But with the “zero tolerance” policy, the number of child separations promises to increase. In one week in May, I counted six people in the Brownsville court who said their children had been taken. There have also been reports of similar separations in district courts located in McAllen and Alpine.
Judge Morgan could easily verify that parents are not being “joined together” with their children in ICE detention centers. He could use a publicly accessible, online ICE database to see where the people who’ve gone through his own court are taken. In almost all cases, the destinations only house adults.
Another parent who appeared in Morgan’s court was from a Central American country that provides no meaningful protection to women and children who are victims of homicidal domestic violence. She asked for her identity to be concealed, because she fears retaliation by the U.S. government. We will call her Delia. Before fleeing her country, she was for years beaten up, cut, assaulted with guns, and threatened with death by her partner. He also threatened to kill their young child. When she hid in another city, he found her and dragged her home.
Delia said she fled her country weeks ago and went on the road to Mexico, eventually crossing the Rio Grande with her child on an inner tube. She saw three Border Patrol agents watching her and floated in their direction, so she could turn herself in.
Delia said that when she arrived later that night at the hielera — the Border Patrol processing office — she told the officers that she and her child needed asylum. She described the beatings and assaults and death threats. “Oh, come on!” she said the officers snickered. “You and everyone else with that old story!”

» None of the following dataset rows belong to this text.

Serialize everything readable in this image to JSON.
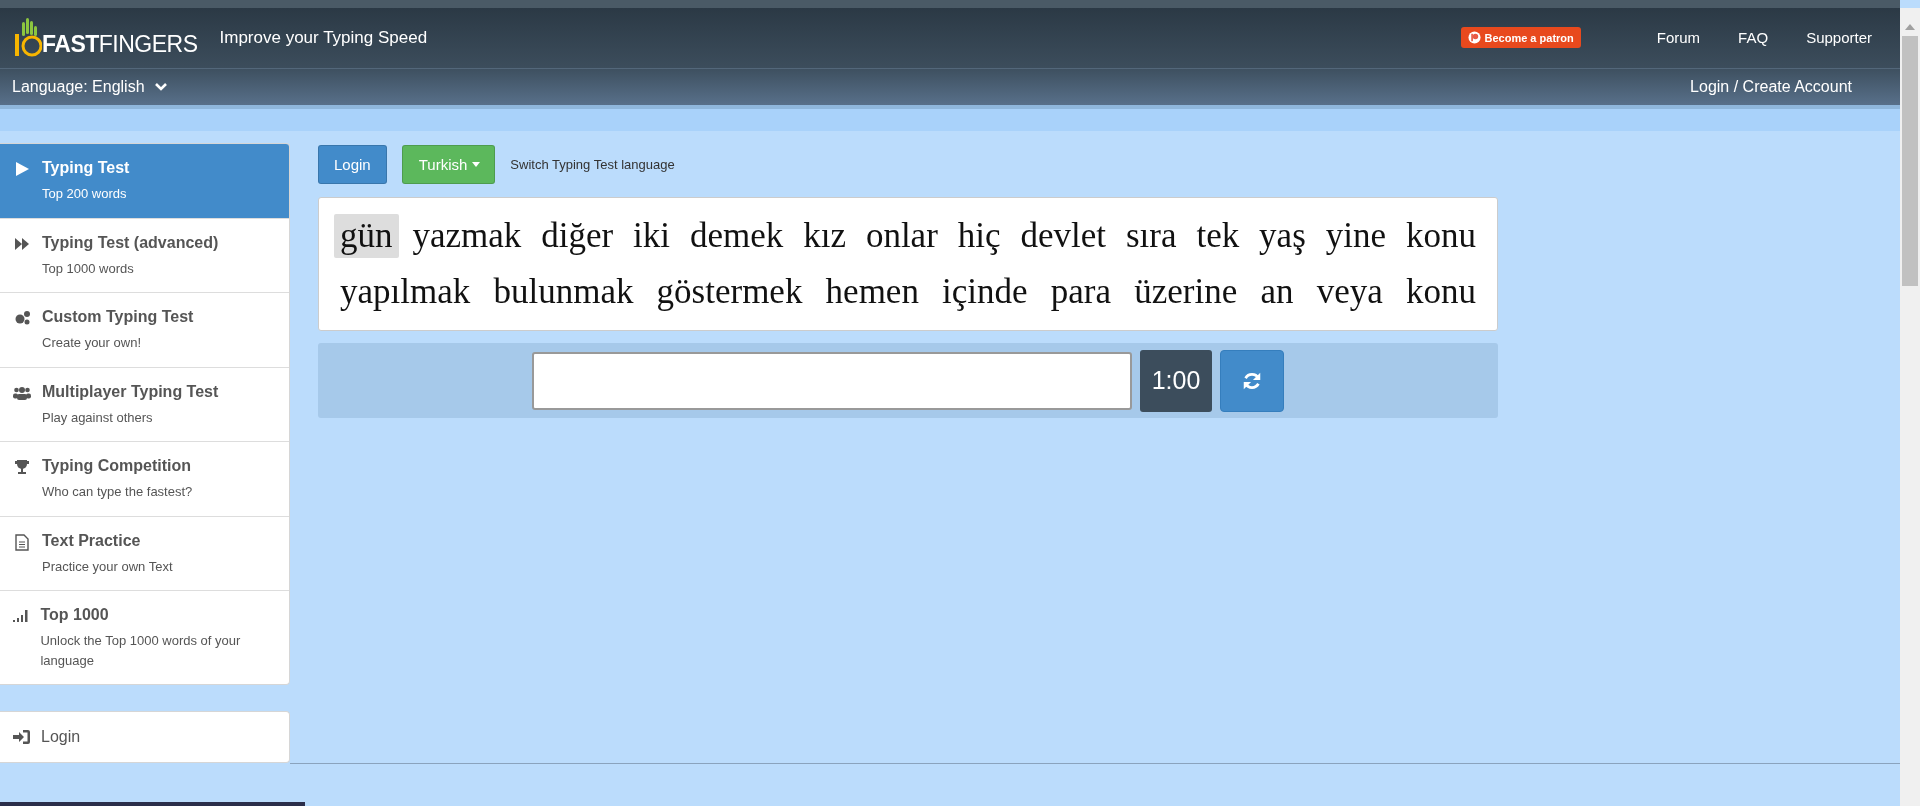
{
  "header": {
    "logo": {
      "bold": "FAST",
      "light": "FINGERS"
    },
    "tagline": "Improve your Typing Speed",
    "patron_button": "Become a patron",
    "nav": [
      "Forum",
      "FAQ",
      "Supporter"
    ]
  },
  "subbar": {
    "language": "Language: English",
    "account": "Login / Create Account"
  },
  "sidebar": {
    "items": [
      {
        "title": "Typing Test",
        "subtitle": "Top 200 words",
        "selected": true
      },
      {
        "title": "Typing Test (advanced)",
        "subtitle": "Top 1000 words",
        "selected": false
      },
      {
        "title": "Custom Typing Test",
        "subtitle": "Create your own!",
        "selected": false
      },
      {
        "title": "Multiplayer Typing Test",
        "subtitle": "Play against others",
        "selected": false
      },
      {
        "title": "Typing Competition",
        "subtitle": "Who can type the fastest?",
        "selected": false
      },
      {
        "title": "Text Practice",
        "subtitle": "Practice your own Text",
        "selected": false
      },
      {
        "title": "Top 1000",
        "subtitle": "Unlock the Top 1000 words of your language",
        "selected": false
      }
    ],
    "login": "Login"
  },
  "toolbar": {
    "login_button": "Login",
    "language_button": "Turkish",
    "hint": "Switch Typing Test language"
  },
  "words": {
    "lines": [
      [
        {
          "text": "gün",
          "selected": true
        },
        {
          "text": "yazmak",
          "selected": false
        },
        {
          "text": "diğer",
          "selected": false
        },
        {
          "text": "iki",
          "selected": false
        },
        {
          "text": "demek",
          "selected": false
        },
        {
          "text": "kız",
          "selected": false
        },
        {
          "text": "onlar",
          "selected": false
        },
        {
          "text": "hiç",
          "selected": false
        },
        {
          "text": "devlet",
          "selected": false
        },
        {
          "text": "sıra",
          "selected": false
        },
        {
          "text": "tek",
          "selected": false
        },
        {
          "text": "yaş",
          "selected": false
        },
        {
          "text": "yine",
          "selected": false
        },
        {
          "text": "konu",
          "selected": false
        }
      ],
      [
        {
          "text": "yapılmak",
          "selected": false
        },
        {
          "text": "bulunmak",
          "selected": false
        },
        {
          "text": "göstermek",
          "selected": false
        },
        {
          "text": "hemen",
          "selected": false
        },
        {
          "text": "içinde",
          "selected": false
        },
        {
          "text": "para",
          "selected": false
        },
        {
          "text": "üzerine",
          "selected": false
        },
        {
          "text": "an",
          "selected": false
        },
        {
          "text": "veya",
          "selected": false
        },
        {
          "text": "konu",
          "selected": false
        }
      ]
    ]
  },
  "input_row": {
    "timer": "1:00"
  }
}
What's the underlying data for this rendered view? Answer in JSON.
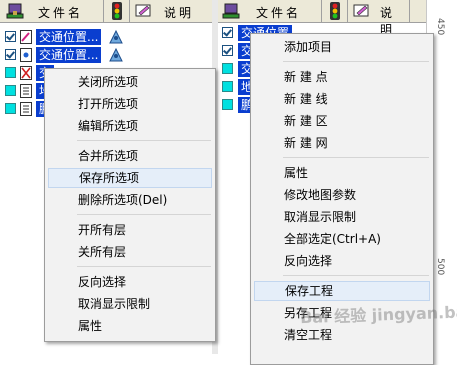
{
  "left_panel": {
    "headers": {
      "name": "文件名",
      "desc": "说明"
    },
    "layers": [
      {
        "name": "交通位置...",
        "checked": true,
        "selected": true,
        "icon": "line-layer-icon"
      },
      {
        "name": "交通位置...",
        "checked": true,
        "selected": true,
        "icon": "point-layer-icon"
      },
      {
        "name": "交",
        "checked": false,
        "selected": true,
        "icon": "region-layer-icon"
      },
      {
        "name": "地",
        "checked": false,
        "selected": true,
        "icon": "doc-layer-icon"
      },
      {
        "name": "鹏",
        "checked": false,
        "selected": true,
        "icon": "doc-layer-icon"
      }
    ]
  },
  "right_panel": {
    "headers": {
      "name": "文件名",
      "desc": "说明"
    },
    "layers": [
      {
        "name": "交通位置",
        "checked": true
      },
      {
        "name": "交通位置",
        "checked": true
      },
      {
        "name": "交",
        "checked": false
      },
      {
        "name": "地",
        "checked": false
      },
      {
        "name": "鹏",
        "checked": false
      }
    ],
    "ruler_labels": [
      "450",
      "500"
    ]
  },
  "context_menu_left": {
    "items": [
      {
        "label": "关闭所选项",
        "highlighted": false
      },
      {
        "label": "打开所选项",
        "highlighted": false
      },
      {
        "label": "编辑所选项",
        "highlighted": false
      },
      {
        "label": "合并所选项",
        "highlighted": false
      },
      {
        "label": "保存所选项",
        "highlighted": true
      },
      {
        "label": "删除所选项(Del)",
        "highlighted": false
      },
      {
        "label": "开所有层",
        "highlighted": false
      },
      {
        "label": "关所有层",
        "highlighted": false
      },
      {
        "label": "反向选择",
        "highlighted": false
      },
      {
        "label": "取消显示限制",
        "highlighted": false
      },
      {
        "label": "属性",
        "highlighted": false
      }
    ]
  },
  "context_menu_right": {
    "items": [
      {
        "label": "添加项目",
        "highlighted": false
      },
      {
        "label": "新 建 点",
        "highlighted": false
      },
      {
        "label": "新 建 线",
        "highlighted": false
      },
      {
        "label": "新 建 区",
        "highlighted": false
      },
      {
        "label": "新 建 网",
        "highlighted": false
      },
      {
        "label": "属性",
        "highlighted": false
      },
      {
        "label": "修改地图参数",
        "highlighted": false
      },
      {
        "label": "取消显示限制",
        "highlighted": false
      },
      {
        "label": "全部选定(Ctrl+A)",
        "highlighted": false
      },
      {
        "label": "反向选择",
        "highlighted": false
      },
      {
        "label": "保存工程",
        "highlighted": true
      },
      {
        "label": "另存工程",
        "highlighted": false
      },
      {
        "label": "清空工程",
        "highlighted": false
      }
    ]
  },
  "watermark": "Bai 经验 jingyan.baidu.com",
  "colors": {
    "selection": "#0a3ecf",
    "menu_bg": "#f2f2f2",
    "highlight": "#e5eef9",
    "header_bg": "#ece9d8"
  }
}
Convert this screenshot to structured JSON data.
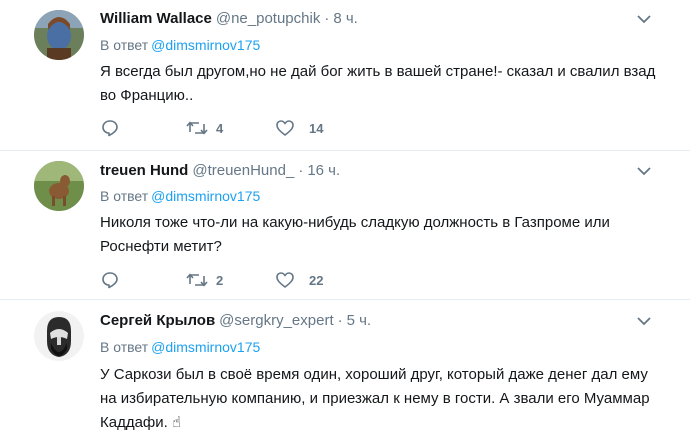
{
  "tweets": [
    {
      "name": "William Wallace",
      "handle": "@ne_potupchik",
      "separator": "·",
      "time": "8 ч.",
      "reply_prefix": "В ответ",
      "reply_handle": "@dimsmirnov175",
      "text": "Я всегда был другом,но не дай бог жить в вашей стране!- сказал и свалил взад во Францию..",
      "retweets": "4",
      "likes": "14"
    },
    {
      "name": "treuen Hund",
      "handle": "@treuenHund_",
      "separator": "·",
      "time": "16 ч.",
      "reply_prefix": "В ответ",
      "reply_handle": "@dimsmirnov175",
      "text": "Николя тоже что-ли на какую-нибудь сладкую должность в Газпроме или Роснефти метит?",
      "retweets": "2",
      "likes": "22"
    },
    {
      "name": "Сергей Крылов",
      "handle": "@sergkry_expert",
      "separator": "·",
      "time": "5 ч.",
      "reply_prefix": "В ответ",
      "reply_handle": "@dimsmirnov175",
      "text": "У Саркози был в своё время один, хороший друг, который даже денег дал ему на избирательную компанию, и приезжал к нему в гости. А звали его Муаммар Каддафи. ☝"
    }
  ],
  "icons": {
    "reply": "reply-icon",
    "retweet": "retweet-icon",
    "like": "heart-icon",
    "more": "chevron-down-icon"
  },
  "colors": {
    "text": "#14171a",
    "secondary": "#657786",
    "link": "#1da1f2",
    "divider": "#e6ecf0"
  }
}
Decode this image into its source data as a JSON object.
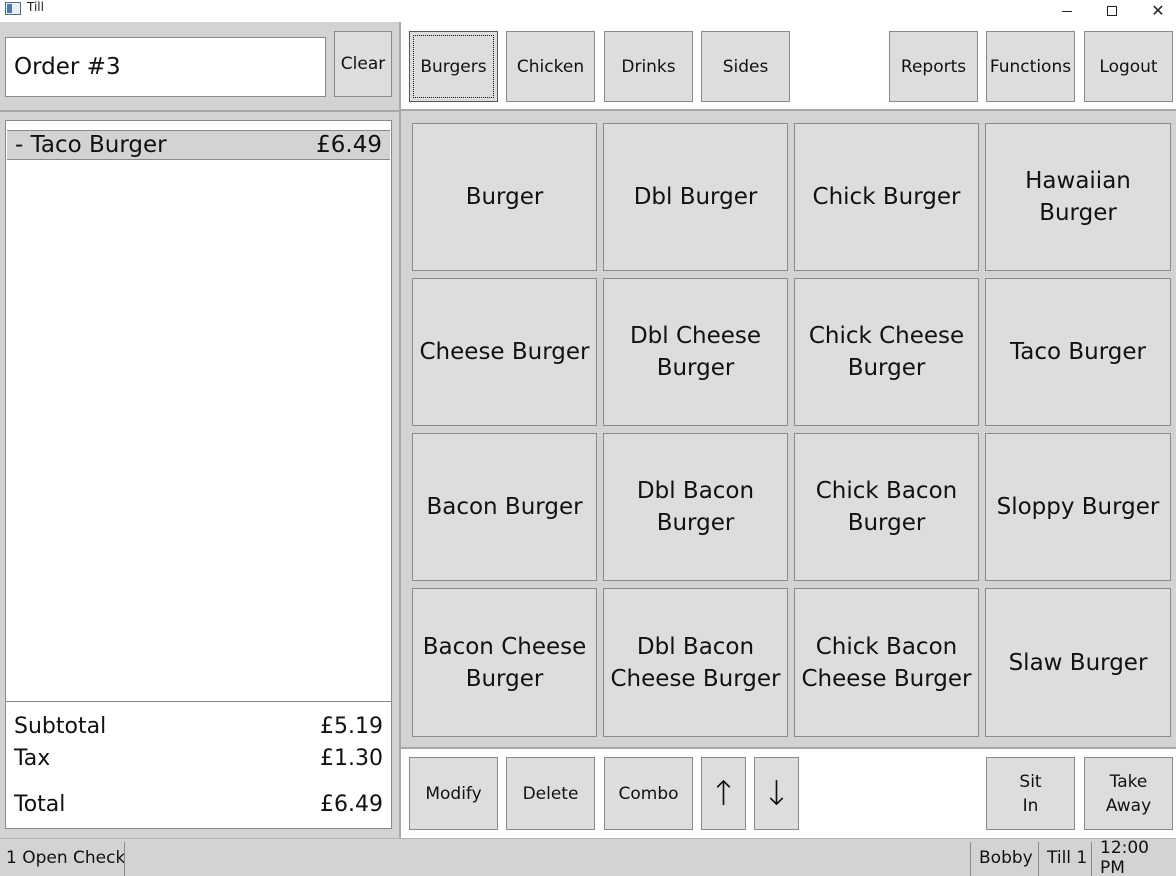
{
  "window": {
    "title": "Till",
    "min_icon": "minimize-icon",
    "max_icon": "maximize-icon",
    "close_icon": "close-icon",
    "close_glyph": "✕"
  },
  "order": {
    "title": "Order #3",
    "clear_label": "Clear"
  },
  "categories": [
    "Burgers",
    "Chicken",
    "Drinks",
    "Sides"
  ],
  "top_actions": [
    "Reports",
    "Functions",
    "Logout"
  ],
  "order_items": [
    {
      "name": "- Taco Burger",
      "price": "£6.49"
    }
  ],
  "totals": {
    "subtotal_label": "Subtotal",
    "subtotal": "£5.19",
    "tax_label": "Tax",
    "tax": "£1.30",
    "total_label": "Total",
    "total": "£6.49"
  },
  "menu_items": [
    "Burger",
    "Dbl Burger",
    "Chick Burger",
    "Hawaiian Burger",
    "Cheese Burger",
    "Dbl Cheese Burger",
    "Chick Cheese Burger",
    "Taco Burger",
    "Bacon Burger",
    "Dbl Bacon Burger",
    "Chick Bacon Burger",
    "Sloppy Burger",
    "Bacon Cheese Burger",
    "Dbl Bacon Cheese Burger",
    "Chick Bacon Cheese Burger",
    "Slaw Burger"
  ],
  "bottom_actions": {
    "modify": "Modify",
    "delete": "Delete",
    "combo": "Combo",
    "up": "↑",
    "down": "↓",
    "sit_in_1": "Sit",
    "sit_in_2": "In",
    "take_away_1": "Take",
    "take_away_2": "Away"
  },
  "status": {
    "open_checks": "1 Open Check",
    "user": "Bobby",
    "till": "Till 1",
    "time": "12:00 PM"
  }
}
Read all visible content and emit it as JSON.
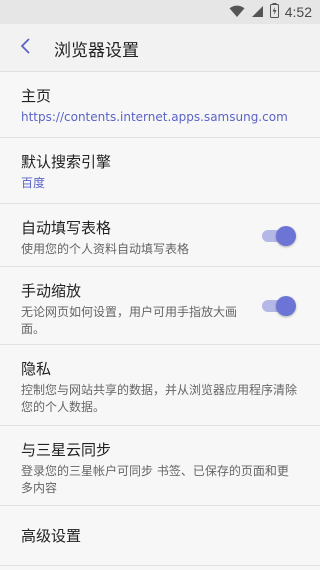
{
  "status_bar": {
    "time": "4:52",
    "icons": [
      "wifi-icon",
      "signal-icon",
      "battery-icon"
    ]
  },
  "header": {
    "title": "浏览器设置",
    "back_icon": "chevron-left-icon"
  },
  "colors": {
    "accent": "#5b63c8",
    "toggle_on": "#6c74d6"
  },
  "settings": [
    {
      "title": "主页",
      "subtitle": "https://contents.internet.apps.samsung.com",
      "accent": true
    },
    {
      "title": "默认搜索引擎",
      "subtitle": "百度",
      "accent": true
    },
    {
      "title": "自动填写表格",
      "subtitle": "使用您的个人资料自动填写表格",
      "toggle": true
    },
    {
      "title": "手动缩放",
      "subtitle": "无论网页如何设置，用户可用手指放大画面。",
      "toggle": true
    },
    {
      "title": "隐私",
      "subtitle": "控制您与网站共享的数据，并从浏览器应用程序清除您的个人数据。"
    },
    {
      "title": "与三星云同步",
      "subtitle": "登录您的三星帐户可同步 书签、已保存的页面和更多内容"
    },
    {
      "title": "高级设置"
    }
  ]
}
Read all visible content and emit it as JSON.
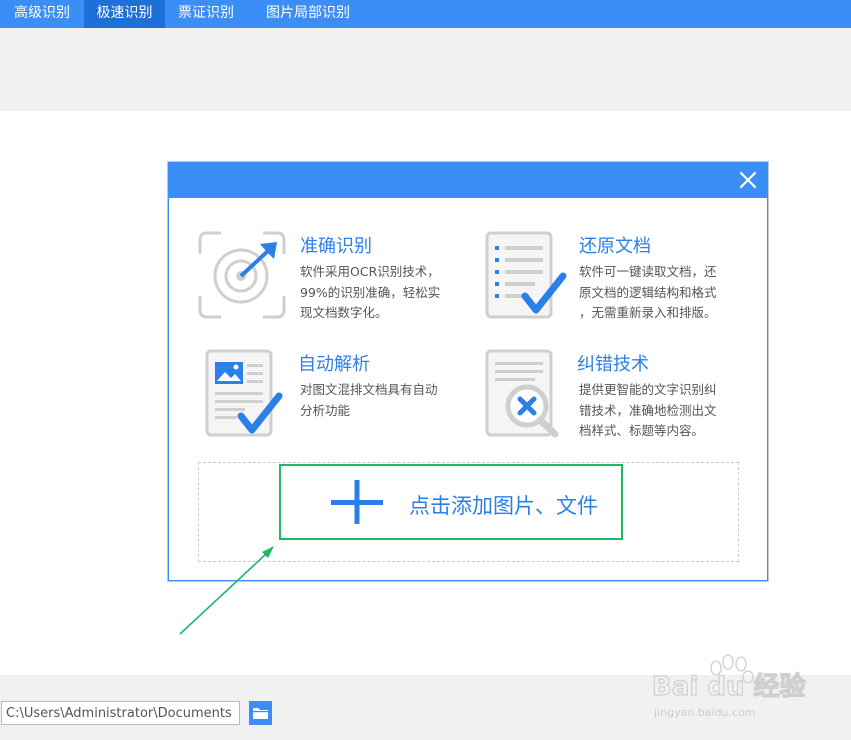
{
  "tabs": [
    {
      "label": "高级识别",
      "active": false
    },
    {
      "label": "极速识别",
      "active": true
    },
    {
      "label": "票证识别",
      "active": false
    },
    {
      "label": "图片局部识别",
      "active": false
    }
  ],
  "dialog": {
    "close_icon": "close-icon",
    "features": [
      {
        "title": "准确识别",
        "desc": "软件采用OCR识别技术，\n99%的识别准确，轻松实\n现文档数字化。",
        "icon": "target-icon"
      },
      {
        "title": "还原文档",
        "desc": "软件可一键读取文档，还\n原文档的逻辑结构和格式\n，无需重新录入和排版。",
        "icon": "document-check-icon"
      },
      {
        "title": "自动解析",
        "desc": "对图文混排文档具有自动\n分析功能",
        "icon": "image-document-check-icon"
      },
      {
        "title": "纠错技术",
        "desc": "提供更智能的文字识别纠\n错技术，准确地检测出文\n档样式、标题等内容。",
        "icon": "document-magnifier-icon"
      }
    ],
    "add_label": "点击添加图片、文件"
  },
  "bottom": {
    "path_value": "C:\\Users\\Administrator\\Documents",
    "folder_icon": "folder-icon"
  },
  "watermark": {
    "brand": "Bai du 经验",
    "url": "jingyan.baidu.com"
  },
  "colors": {
    "accent": "#3a8ef5",
    "active_tab": "#1e6fd8",
    "highlight": "#1fb868",
    "title": "#2b7fe8"
  }
}
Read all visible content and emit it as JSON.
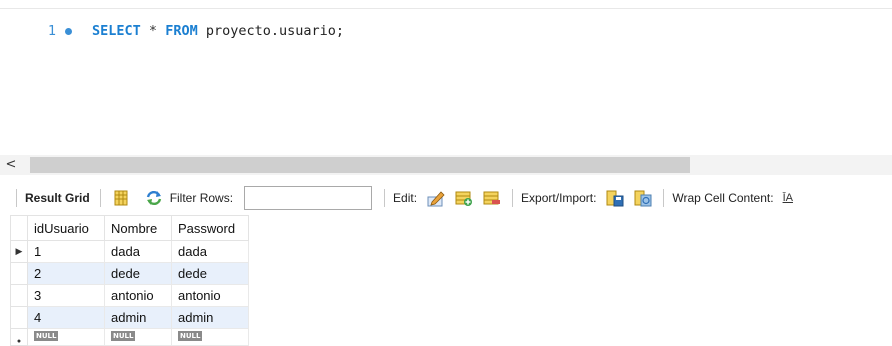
{
  "editor": {
    "line_number": "1",
    "tokens": {
      "select": "SELECT",
      "star": "*",
      "from": "FROM",
      "table": "proyecto.usuario;"
    }
  },
  "scroll": {
    "left_arrow": "<"
  },
  "toolbar": {
    "result_grid": "Result Grid",
    "filter_label": "Filter Rows:",
    "filter_value": "",
    "edit_label": "Edit:",
    "export_label": "Export/Import:",
    "wrap_label": "Wrap Cell Content:",
    "wrap_glyph": "ĪA"
  },
  "grid": {
    "columns": [
      "idUsuario",
      "Nombre",
      "Password"
    ],
    "rows": [
      {
        "marker": "▶",
        "cells": [
          "1",
          "dada",
          "dada"
        ]
      },
      {
        "marker": "",
        "cells": [
          "2",
          "dede",
          "dede"
        ]
      },
      {
        "marker": "",
        "cells": [
          "3",
          "antonio",
          "antonio"
        ]
      },
      {
        "marker": "",
        "cells": [
          "4",
          "admin",
          "admin"
        ]
      }
    ],
    "new_row_marker": "●",
    "null_text": "NULL"
  },
  "colors": {
    "keyword": "#1b7fd1",
    "alt_row": "#e8f0fb",
    "scroll_thumb": "#cfcfcf"
  }
}
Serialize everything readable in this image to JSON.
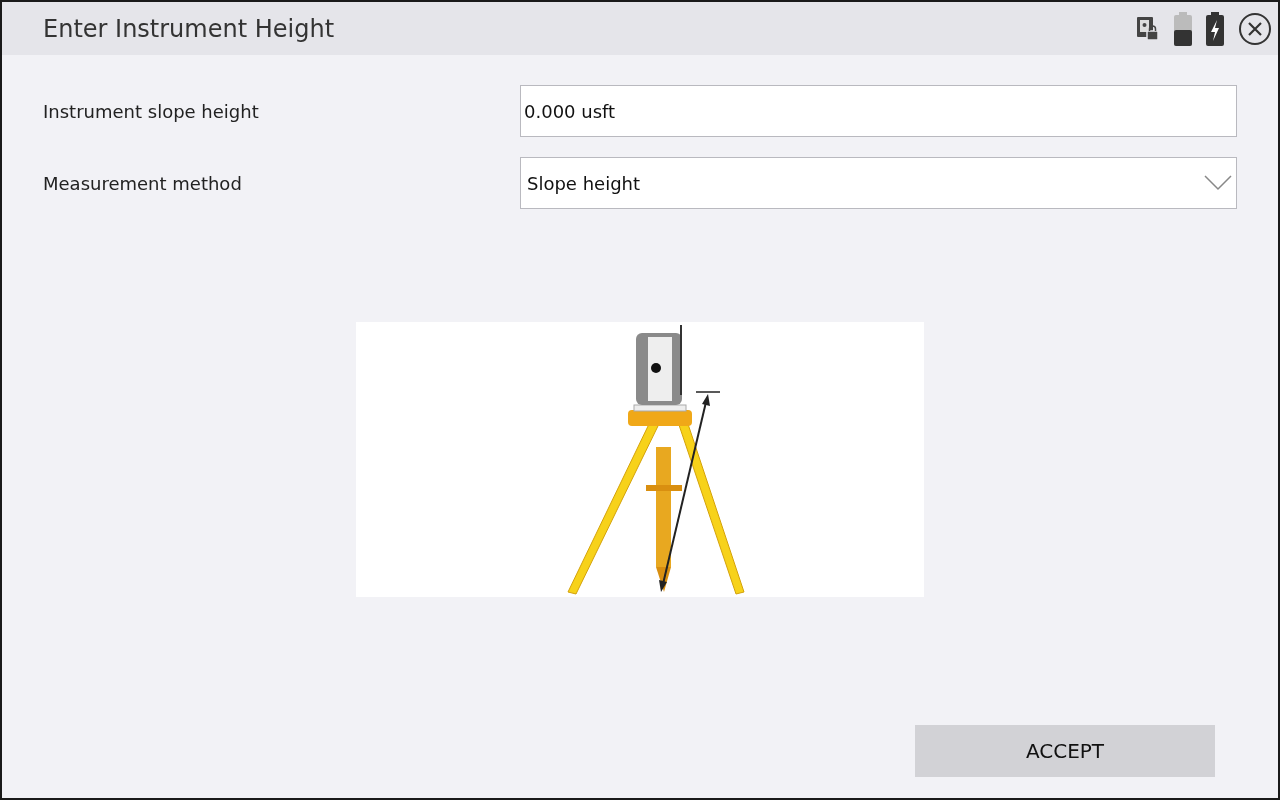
{
  "window": {
    "title": "Enter Instrument Height"
  },
  "fields": [
    {
      "kind": "input",
      "label": "Instrument slope height",
      "value": "0.000 usft"
    },
    {
      "kind": "dropdown",
      "label": "Measurement method",
      "value": "Slope height"
    }
  ],
  "buttons": [
    "ACCEPT"
  ]
}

“You’re going to be deported,” she remembers them telling her. “And your child will stay here.” The next morning, the child was taken. Delia fell on her knees during the removal, wailing and begging not to be separated. Officials looked on indifferently, she said, as her child screamed incessantly.
When I spoke with Delia a few days later, she was in ICE detention, without her child, hours from Brownsville, and appeared to be in shock. She was having problems concentrating and answering simple questions. She wept constantly. She said she was wracked with fear and worried about her child, with whom she has had no contact since their separation. She could not imagine being deported back to her home country. “He will kill me there,” she said. “He will kill both of us.” Neither could she imagine her child being left behind in America. Her mind seemed shattered.
When she was able to organize her thoughts, Delia talked about two things. One was the child. The other was God.
In Brownsville, Judge Morgan also started alluding to biblical matters. It was Thursday, the fourth day of “zero tolerance” in his court, and defendants were telling their stories. The judge had just asked Holly D’Andrea, the assistant U.S. attorney handling illegal entry prosecutions that day, if it were true that families were being reunited in detention. D’Andrea sounded uncertain, but answered that she thought it was true.
“Tell you what,” the judge said slowly, with a hard edge in his voice, “if it’s not, then there are a lot of folks that have some answering to do. Because what you’ve done, in effect, by separating these children is you’re putting them in some place without their parents. If you can imagine there’s a hell, that’s probably what it looks like.”
Seconds later, he pronounced a blanket sentence for all of the defendants: no prison, no big fine — merely time served. With that, his court concluded. In 46 minutes that morning, 32 people had been convicted, sentenced, and dispatched en masse to ICE detention. “All rise!” said the bailiff, and the judge exited the room. The chained migrants then shuffled and clanked to their fates, without their children.